▸ PROBLEM TO SOLVE: Nothing in the data should be left out or altered when it is retyped.

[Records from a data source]
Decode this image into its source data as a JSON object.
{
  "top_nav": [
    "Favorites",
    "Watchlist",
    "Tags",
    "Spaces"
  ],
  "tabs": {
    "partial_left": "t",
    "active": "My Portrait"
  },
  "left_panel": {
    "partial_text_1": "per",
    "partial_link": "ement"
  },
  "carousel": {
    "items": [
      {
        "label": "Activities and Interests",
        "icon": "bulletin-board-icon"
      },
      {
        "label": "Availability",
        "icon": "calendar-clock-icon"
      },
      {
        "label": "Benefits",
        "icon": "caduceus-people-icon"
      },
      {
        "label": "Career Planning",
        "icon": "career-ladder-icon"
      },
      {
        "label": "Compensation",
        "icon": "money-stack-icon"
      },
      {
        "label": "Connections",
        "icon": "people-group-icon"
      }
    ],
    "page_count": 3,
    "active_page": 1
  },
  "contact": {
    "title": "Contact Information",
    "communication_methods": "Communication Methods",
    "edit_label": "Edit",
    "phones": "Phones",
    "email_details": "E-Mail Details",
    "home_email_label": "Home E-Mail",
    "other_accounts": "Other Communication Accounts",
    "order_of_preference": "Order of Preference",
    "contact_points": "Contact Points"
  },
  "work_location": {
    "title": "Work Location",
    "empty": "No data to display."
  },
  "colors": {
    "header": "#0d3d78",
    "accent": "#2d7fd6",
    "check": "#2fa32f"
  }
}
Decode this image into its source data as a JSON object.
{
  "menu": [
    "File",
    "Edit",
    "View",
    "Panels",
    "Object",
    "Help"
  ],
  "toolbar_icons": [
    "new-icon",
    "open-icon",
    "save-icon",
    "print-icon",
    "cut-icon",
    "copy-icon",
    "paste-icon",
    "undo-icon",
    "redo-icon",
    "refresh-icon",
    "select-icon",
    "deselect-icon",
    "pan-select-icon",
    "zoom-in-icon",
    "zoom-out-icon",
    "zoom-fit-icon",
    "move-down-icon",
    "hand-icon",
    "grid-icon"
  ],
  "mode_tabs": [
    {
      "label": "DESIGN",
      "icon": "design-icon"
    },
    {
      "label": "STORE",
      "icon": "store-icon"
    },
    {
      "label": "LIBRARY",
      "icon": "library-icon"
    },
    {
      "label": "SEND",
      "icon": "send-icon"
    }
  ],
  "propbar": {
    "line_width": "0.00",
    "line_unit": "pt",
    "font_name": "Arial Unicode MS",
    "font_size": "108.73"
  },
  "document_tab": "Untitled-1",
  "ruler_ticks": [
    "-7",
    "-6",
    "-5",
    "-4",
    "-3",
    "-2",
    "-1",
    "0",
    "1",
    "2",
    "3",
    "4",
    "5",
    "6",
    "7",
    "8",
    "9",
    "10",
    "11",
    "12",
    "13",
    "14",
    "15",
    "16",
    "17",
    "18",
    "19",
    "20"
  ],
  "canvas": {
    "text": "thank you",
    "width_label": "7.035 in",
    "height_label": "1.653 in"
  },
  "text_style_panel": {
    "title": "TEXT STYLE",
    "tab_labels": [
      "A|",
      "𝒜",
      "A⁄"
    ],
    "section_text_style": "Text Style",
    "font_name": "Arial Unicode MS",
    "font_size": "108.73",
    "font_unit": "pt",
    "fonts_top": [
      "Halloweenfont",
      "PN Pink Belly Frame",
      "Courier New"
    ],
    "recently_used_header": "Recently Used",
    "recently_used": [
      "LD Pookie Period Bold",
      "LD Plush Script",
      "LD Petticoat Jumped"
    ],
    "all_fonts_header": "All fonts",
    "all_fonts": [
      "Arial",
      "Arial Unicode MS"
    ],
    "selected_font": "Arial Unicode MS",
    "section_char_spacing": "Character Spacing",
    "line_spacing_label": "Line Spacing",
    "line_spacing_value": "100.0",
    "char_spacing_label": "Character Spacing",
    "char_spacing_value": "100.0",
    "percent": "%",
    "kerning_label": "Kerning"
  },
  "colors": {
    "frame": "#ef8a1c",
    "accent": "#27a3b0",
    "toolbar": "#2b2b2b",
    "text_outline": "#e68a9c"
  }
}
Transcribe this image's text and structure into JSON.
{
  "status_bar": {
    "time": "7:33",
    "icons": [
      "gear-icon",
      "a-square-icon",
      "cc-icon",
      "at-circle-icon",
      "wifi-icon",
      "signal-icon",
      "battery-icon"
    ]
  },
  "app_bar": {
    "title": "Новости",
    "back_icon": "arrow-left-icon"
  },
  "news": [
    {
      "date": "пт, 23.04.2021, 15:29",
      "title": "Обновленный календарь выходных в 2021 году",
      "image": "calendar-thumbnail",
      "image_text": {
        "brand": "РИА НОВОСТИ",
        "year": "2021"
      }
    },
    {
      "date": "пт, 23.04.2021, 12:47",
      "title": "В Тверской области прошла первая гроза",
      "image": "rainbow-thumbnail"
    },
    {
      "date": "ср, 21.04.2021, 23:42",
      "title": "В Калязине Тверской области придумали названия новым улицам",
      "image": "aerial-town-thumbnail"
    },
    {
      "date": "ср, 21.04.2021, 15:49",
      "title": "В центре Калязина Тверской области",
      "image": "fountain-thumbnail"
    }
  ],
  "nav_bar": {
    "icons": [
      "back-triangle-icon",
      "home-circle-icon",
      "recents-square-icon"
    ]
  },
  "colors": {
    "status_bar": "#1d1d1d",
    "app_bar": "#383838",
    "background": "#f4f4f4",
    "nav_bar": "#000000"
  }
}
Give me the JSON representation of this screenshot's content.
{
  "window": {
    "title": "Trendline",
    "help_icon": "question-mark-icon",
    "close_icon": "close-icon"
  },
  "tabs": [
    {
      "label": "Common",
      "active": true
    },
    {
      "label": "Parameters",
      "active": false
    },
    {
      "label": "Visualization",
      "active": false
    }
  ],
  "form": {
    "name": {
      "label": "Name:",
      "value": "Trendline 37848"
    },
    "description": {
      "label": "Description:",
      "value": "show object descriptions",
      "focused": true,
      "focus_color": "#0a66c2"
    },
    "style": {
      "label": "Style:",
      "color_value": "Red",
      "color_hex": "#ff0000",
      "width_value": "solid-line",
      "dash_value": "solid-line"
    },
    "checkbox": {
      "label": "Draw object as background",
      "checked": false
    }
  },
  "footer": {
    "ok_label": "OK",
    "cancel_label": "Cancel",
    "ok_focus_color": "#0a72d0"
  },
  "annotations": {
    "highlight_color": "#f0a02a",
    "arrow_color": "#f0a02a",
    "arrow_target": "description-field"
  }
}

▸ COMPLETED TASK:
Decode this image into its source data as a JSON object.
{
  "top_nav": [
    "Favorites",
    "Watchlist",
    "Tags",
    "Spaces"
  ],
  "tabs": {
    "partial_left": "t",
    "active": "My Portrait"
  },
  "left_panel": {
    "partial_text_1": "per",
    "partial_link": "ement"
  },
  "carousel": {
    "items": [
      {
        "label": "Activities and Interests",
        "icon": "bulletin-board-icon"
      },
      {
        "label": "Availability",
        "icon": "calendar-clock-icon"
      },
      {
        "label": "Benefits",
        "icon": "caduceus-people-icon"
      },
      {
        "label": "Career Planning",
        "icon": "career-ladder-icon"
      },
      {
        "label": "Compensation",
        "icon": "money-stack-icon"
      },
      {
        "label": "Connections",
        "icon": "people-group-icon"
      }
    ],
    "page_count": 3,
    "active_page": 1
  },
  "contact": {
    "title": "Contact Information",
    "communication_methods": "Communication Methods",
    "edit_label": "Edit",
    "phones": "Phones",
    "email_details": "E-Mail Details",
    "home_email_label": "Home E-Mail",
    "other_accounts": "Other Communication Accounts",
    "order_of_preference": "Order of Preference",
    "contact_points": "Contact Points"
  },
  "work_location": {
    "title": "Work Location",
    "empty": "No data to display."
  },
  "colors": {
    "header": "#0d3d78",
    "accent": "#2d7fd6",
    "check": "#2fa32f"
  }
}
Decode this image into its source data as a JSON object.
{
  "menu": [
    "File",
    "Edit",
    "View",
    "Panels",
    "Object",
    "Help"
  ],
  "toolbar_icons": [
    "new-icon",
    "open-icon",
    "save-icon",
    "print-icon",
    "cut-icon",
    "copy-icon",
    "paste-icon",
    "undo-icon",
    "redo-icon",
    "refresh-icon",
    "select-icon",
    "deselect-icon",
    "pan-select-icon",
    "zoom-in-icon",
    "zoom-out-icon",
    "zoom-fit-icon",
    "move-down-icon",
    "hand-icon",
    "grid-icon"
  ],
  "mode_tabs": [
    {
      "label": "DESIGN",
      "icon": "design-icon"
    },
    {
      "label": "STORE",
      "icon": "store-icon"
    },
    {
      "label": "LIBRARY",
      "icon": "library-icon"
    },
    {
      "label": "SEND",
      "icon": "send-icon"
    }
  ],
  "propbar": {
    "line_width": "0.00",
    "line_unit": "pt",
    "font_name": "Arial Unicode MS",
    "font_size": "108.73"
  },
  "document_tab": "Untitled-1",
  "ruler_ticks": [
    "-7",
    "-6",
    "-5",
    "-4",
    "-3",
    "-2",
    "-1",
    "0",
    "1",
    "2",
    "3",
    "4",
    "5",
    "6",
    "7",
    "8",
    "9",
    "10",
    "11",
    "12",
    "13",
    "14",
    "15",
    "16",
    "17",
    "18",
    "19",
    "20"
  ],
  "canvas": {
    "text": "thank you",
    "width_label": "7.035 in",
    "height_label": "1.653 in"
  },
  "text_style_panel": {
    "title": "TEXT STYLE",
    "tab_labels": [
      "A|",
      "𝒜",
      "A⁄"
    ],
    "section_text_style": "Text Style",
    "font_name": "Arial Unicode MS",
    "font_size": "108.73",
    "font_unit": "pt",
    "fonts_top": [
      "Halloweenfont",
      "PN Pink Belly Frame",
      "Courier New"
    ],
    "recently_used_header": "Recently Used",
    "recently_used": [
      "LD Pookie Period Bold",
      "LD Plush Script",
      "LD Petticoat Jumped"
    ],
    "all_fonts_header": "All fonts",
    "all_fonts": [
      "Arial",
      "Arial Unicode MS"
    ],
    "selected_font": "Arial Unicode MS",
    "section_char_spacing": "Character Spacing",
    "line_spacing_label": "Line Spacing",
    "line_spacing_value": "100.0",
    "char_spacing_label": "Character Spacing",
    "char_spacing_value": "100.0",
    "percent": "%",
    "kerning_label": "Kerning"
  },
  "colors": {
    "frame": "#ef8a1c",
    "accent": "#27a3b0",
    "toolbar": "#2b2b2b",
    "text_outline": "#e68a9c"
  }
}
Transcribe this image's text and structure into JSON.
{
  "status_bar": {
    "time": "7:33",
    "icons": [
      "gear-icon",
      "a-square-icon",
      "cc-icon",
      "at-circle-icon",
      "wifi-icon",
      "signal-icon",
      "battery-icon"
    ]
  },
  "app_bar": {
    "title": "Новости",
    "back_icon": "arrow-left-icon"
  },
  "news": [
    {
      "date": "пт, 23.04.2021, 15:29",
      "title": "Обновленный календарь выходных в 2021 году",
      "image": "calendar-thumbnail",
      "image_text": {
        "brand": "РИА НОВОСТИ",
        "year": "2021"
      }
    },
    {
      "date": "пт, 23.04.2021, 12:47",
      "title": "В Тверской области прошла первая гроза",
      "image": "rainbow-thumbnail"
    },
    {
      "date": "ср, 21.04.2021, 23:42",
      "title": "В Калязине Тверской области придумали названия новым улицам",
      "image": "aerial-town-thumbnail"
    },
    {
      "date": "ср, 21.04.2021, 15:49",
      "title": "В центре Калязина Тверской области",
      "image": "fountain-thumbnail"
    }
  ],
  "nav_bar": {
    "icons": [
      "back-triangle-icon",
      "home-circle-icon",
      "recents-square-icon"
    ]
  },
  "colors": {
    "status_bar": "#1d1d1d",
    "app_bar": "#383838",
    "background": "#f4f4f4",
    "nav_bar": "#000000"
  }
}
Give me the JSON representation of this screenshot's content.
{
  "window": {
    "title": "Trendline",
    "help_icon": "question-mark-icon",
    "close_icon": "close-icon"
  },
  "tabs": [
    {
      "label": "Common",
      "active": true
    },
    {
      "label": "Parameters",
      "active": false
    },
    {
      "label": "Visualization",
      "active": false
    }
  ],
  "form": {
    "name": {
      "label": "Name:",
      "value": "Trendline 37848"
    },
    "description": {
      "label": "Description:",
      "value": "show object descriptions",
      "focused": true,
      "focus_color": "#0a66c2"
    },
    "style": {
      "label": "Style:",
      "color_value": "Red",
      "color_hex": "#ff0000",
      "width_value": "solid-line",
      "dash_value": "solid-line"
    },
    "checkbox": {
      "label": "Draw object as background",
      "checked": false
    }
  },
  "footer": {
    "ok_label": "OK",
    "cancel_label": "Cancel",
    "ok_focus_color": "#0a72d0"
  },
  "annotations": {
    "highlight_color": "#f0a02a",
    "arrow_color": "#f0a02a",
    "arrow_target": "description-field"
  }
}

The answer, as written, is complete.